I am currently developing a security process reference model. This got me thinking about two important questions that often come up when it comes to process modelling and process documentation:
- Why should you document your processes? Basically, why bother?
- What are the common pitfalls? Basically, why do we fail?
In this post I provide some answers to the second question. See my previous post for the answers to the first question.
Avoiding the pitfalls of process documentation
Most organizations have seen a number of process documentation initiatives over the years. They come and go. Some are more successful than others. Process documentation takes time and resources, so it is a pity if that effort and investment goes to waste. Below are some of the pitfalls and how to avoid them:
- You don’t want to be stuck in detailing every little detail and variant out there. That is why a tiered or layered process model is important. For some processes you simply keep the process flow at a higher level. Only where needed for e.g. consistency, correctness, quality, etc. you document the details. Always take a cost-benefit approach: if there isn’t much benefit in documenting the details, then don’t bother in spending the effort.
- Rely on technical writers and process model experts to do it for you
- Technical writers and process modelling experts whether internal or external (e.g. via consultants) can definitely help you out, kick start a process modelling initiative and ensure quality. However, don’t rely on them do it all for you. First of all they are not your process experts. Your true process experts are sitting in the teams that perform the process activities day in day out. Leaving it all to externals will result in process descriptions that are theoretical and not in line with reality. Secondly, process documentation and modelling is not a one-off activity. Once created, process documentation needs to go into a life cycle where change requests are managed, documentation is periodically reviewed, etc. While externals can help you with the initial design and development, they typically will not be able to support you in your continued documentation lifecycle.
- Assuming everyone can describe their process
- A common response to the previous pitfall is to document all your processes yourself. After all your own people know their own processes the best. However, it is a mistake to think that everybody can document their own processes. While process modelling comes easy to some people, it is not a skill that is commonly available in all people. Indeed, I have seen people having trouble documenting even the simplest of activities they have been involved in themselves for many years. Training doesn’t help much in such cases because the skill is completely missing. The solution will be to find and only use those people that have the skills. You can start with a broad basis, but then gradually only keep those that that have the skill. Adding some internal or external process modelling experts to the mix will further help to speed up the learning process and increase the quality.

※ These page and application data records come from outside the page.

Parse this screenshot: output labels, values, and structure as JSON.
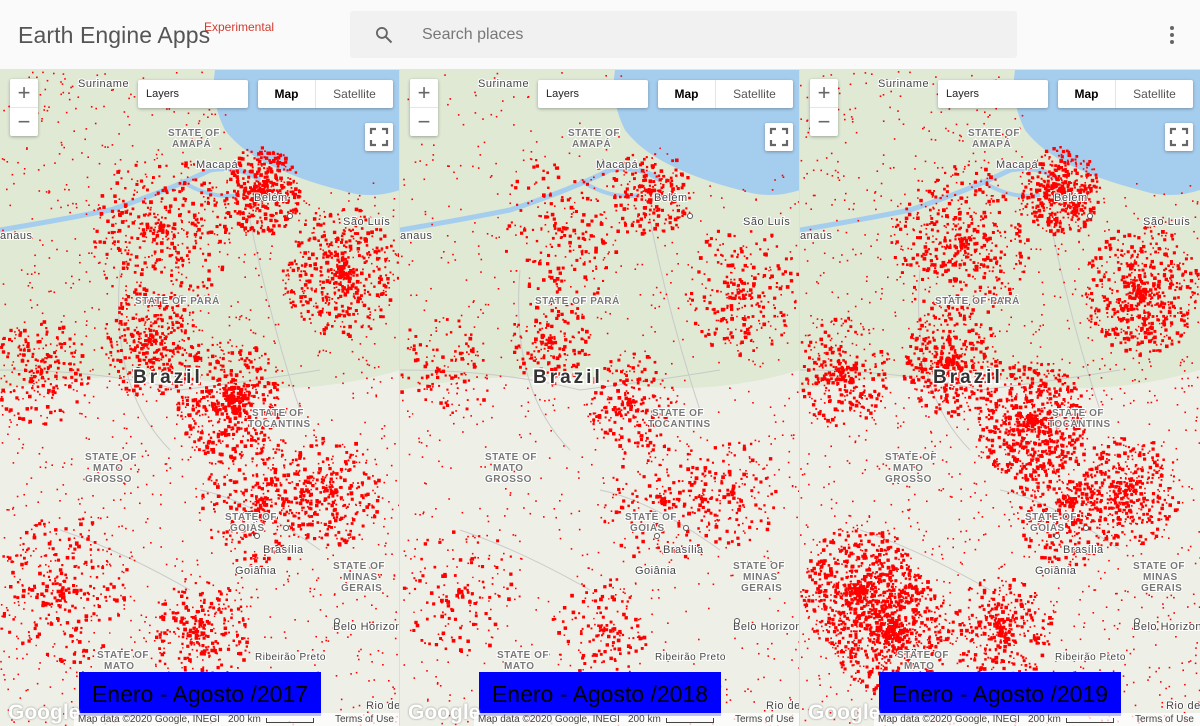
{
  "header": {
    "title": "Earth Engine Apps",
    "tag": "Experimental",
    "search_placeholder": "Search places"
  },
  "map_controls": {
    "zoom_in": "+",
    "zoom_out": "−",
    "layers_label": "Layers",
    "map_label": "Map",
    "satellite_label": "Satellite"
  },
  "map_labels": {
    "country": "Brazil",
    "amapa": "STATE OF AMAPÁ",
    "amapa_l1": "STATE OF",
    "amapa_l2": "AMAPÁ",
    "para": "STATE OF PARÁ",
    "suriname": "Suriname",
    "macapa": "Macapá",
    "belem": "Belém",
    "sao_luis": "São Luís",
    "manaus": "anaus",
    "brasilia": "Brasília",
    "goiania": "Goiânia",
    "goias_l1": "STATE OF",
    "goias_l2": "GOIÁS",
    "minas_l1": "STATE OF",
    "minas_l2": "MINAS",
    "minas_l3": "GERAIS",
    "belo": "Belo Horizonte",
    "ribeirao": "Ribeirão Preto",
    "mt_l1": "STATE OF",
    "mt_l2": "MATO",
    "mt_l3": "GROSSO",
    "tocantins_l1": "STATE OF",
    "tocantins_l2": "TOCANTINS",
    "ms_l1": "STATE OF",
    "ms_l2": "MATO",
    "ms_l3": "GROSSO",
    "rio": "Rio de J"
  },
  "footer": {
    "google": "Google",
    "attribution": "Map data ©2020 Google, INEGI",
    "scale": "200 km",
    "terms": "Terms of Use"
  },
  "panels": [
    {
      "caption": "Enero - Agosto /2017",
      "density": 0.55
    },
    {
      "caption": "Enero - Agosto /2018",
      "density": 0.35
    },
    {
      "caption": "Enero - Agosto /2019",
      "density": 0.6
    }
  ],
  "colors": {
    "fire_red": "#ff0000",
    "caption_bg": "#0000ff",
    "water": "#a5cdee",
    "land": "#eef0e7"
  }
}
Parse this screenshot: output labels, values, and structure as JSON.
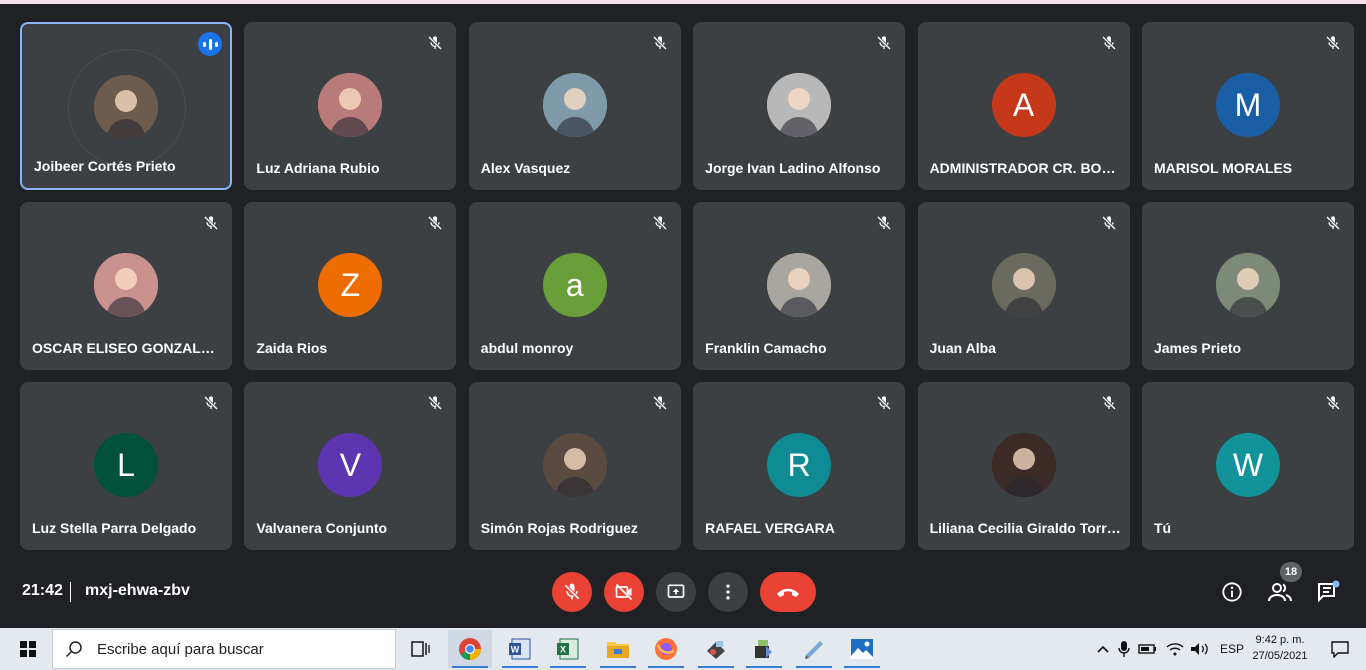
{
  "meeting": {
    "time": "21:42",
    "code": "mxj-ehwa-zbv",
    "participant_count": "18",
    "colors": {
      "background": "#202124",
      "tile": "#3c4043",
      "danger": "#ea4335",
      "accent": "#1a73e8"
    }
  },
  "participants": [
    {
      "name": "Joibeer Cortés Prieto",
      "avatar": "photo",
      "color": "#6d5b4e",
      "status": "speaking"
    },
    {
      "name": "Luz Adriana Rubio",
      "avatar": "photo",
      "color": "#b97a7a",
      "status": "muted"
    },
    {
      "name": "Alex Vasquez",
      "avatar": "photo",
      "color": "#7f9aa8",
      "status": "muted"
    },
    {
      "name": "Jorge Ivan Ladino Alfonso",
      "avatar": "photo",
      "color": "#b8b8b8",
      "status": "muted"
    },
    {
      "name": "ADMINISTRADOR CR. BON...",
      "avatar": "A",
      "color": "#c5391a",
      "status": "muted"
    },
    {
      "name": "MARISOL MORALES",
      "avatar": "M",
      "color": "#1a5ea6",
      "status": "muted"
    },
    {
      "name": "OSCAR ELISEO GONZALEZ...",
      "avatar": "photo",
      "color": "#c9928f",
      "status": "muted"
    },
    {
      "name": "Zaida Rios",
      "avatar": "Z",
      "color": "#ef6c00",
      "status": "muted"
    },
    {
      "name": "abdul monroy",
      "avatar": "a",
      "color": "#689f38",
      "status": "muted"
    },
    {
      "name": "Franklin Camacho",
      "avatar": "photo",
      "color": "#a9a6a0",
      "status": "muted"
    },
    {
      "name": "Juan Alba",
      "avatar": "photo",
      "color": "#6b6a5e",
      "status": "muted"
    },
    {
      "name": "James Prieto",
      "avatar": "photo",
      "color": "#7d8a78",
      "status": "muted"
    },
    {
      "name": "Luz Stella Parra Delgado",
      "avatar": "L",
      "color": "#00513a",
      "status": "muted"
    },
    {
      "name": "Valvanera Conjunto",
      "avatar": "V",
      "color": "#5e35b1",
      "status": "muted"
    },
    {
      "name": "Simón Rojas Rodriguez",
      "avatar": "photo",
      "color": "#5a4a40",
      "status": "muted"
    },
    {
      "name": "RAFAEL VERGARA",
      "avatar": "R",
      "color": "#0f8b93",
      "status": "muted"
    },
    {
      "name": "Liliana Cecilia Giraldo Torres",
      "avatar": "photo",
      "color": "#3b2a25",
      "status": "muted"
    },
    {
      "name": "Tú",
      "avatar": "W",
      "color": "#12939a",
      "status": "muted"
    }
  ],
  "controls": {
    "mic": "mic-off-icon",
    "camera": "camera-off-icon",
    "present": "present-screen-icon",
    "more": "more-options-icon",
    "leave": "end-call-icon"
  },
  "right_controls": [
    "info-icon",
    "people-icon",
    "chat-icon"
  ],
  "taskbar": {
    "search_placeholder": "Escribe aquí para buscar",
    "apps": [
      "task-view-icon",
      "chrome-icon",
      "word-icon",
      "excel-icon",
      "file-explorer-icon",
      "firefox-icon",
      "app-icon",
      "app-icon",
      "app-icon",
      "photos-icon"
    ],
    "language": "ESP",
    "time": "9:42 p. m.",
    "date": "27/05/2021"
  }
}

- Lack of active governance
- Process documentation has a life cycle; changes need to be managed, periodic reviews must occur, documentation of new processes needs to be initiated, old process documentation needs to be retired, etc. You could leave it up to the process owners to take care of all this. But let’s face it, more often than not, that will be the last thing on their to-do list. Hence, some form of active governance is needed by a dedicated Process Excellence role (or similar). Someone actively reviewing the processes on a daily basis. However, don’t just assign this role to just any process modelling expert. You need a person that combines process modelling skills with in depth knowledge and understanding of the processes in the domain at hand.
- Bureaucratic governance
- While some form of governance is needed, you don’t want to make that governance too complex. It should not take months and endless meetings to update a process to fit what it is probably already a long-time reality. In my personal experience, the trick has often been to assign and empower a dedicated Process Excellence role (or similar). A person who is sufficiently empowered to analyse the nature and impact of change requests and approve the bulk of the lower impact changes together with the process owner. Whereby higher management and potential process stakeholders – e.g. Privacy, Legal, Quality, Integrity & Compliance, Internal Control – only get involved if and where needed.
Feel free to comment on this post or contact me if you are interested to know more.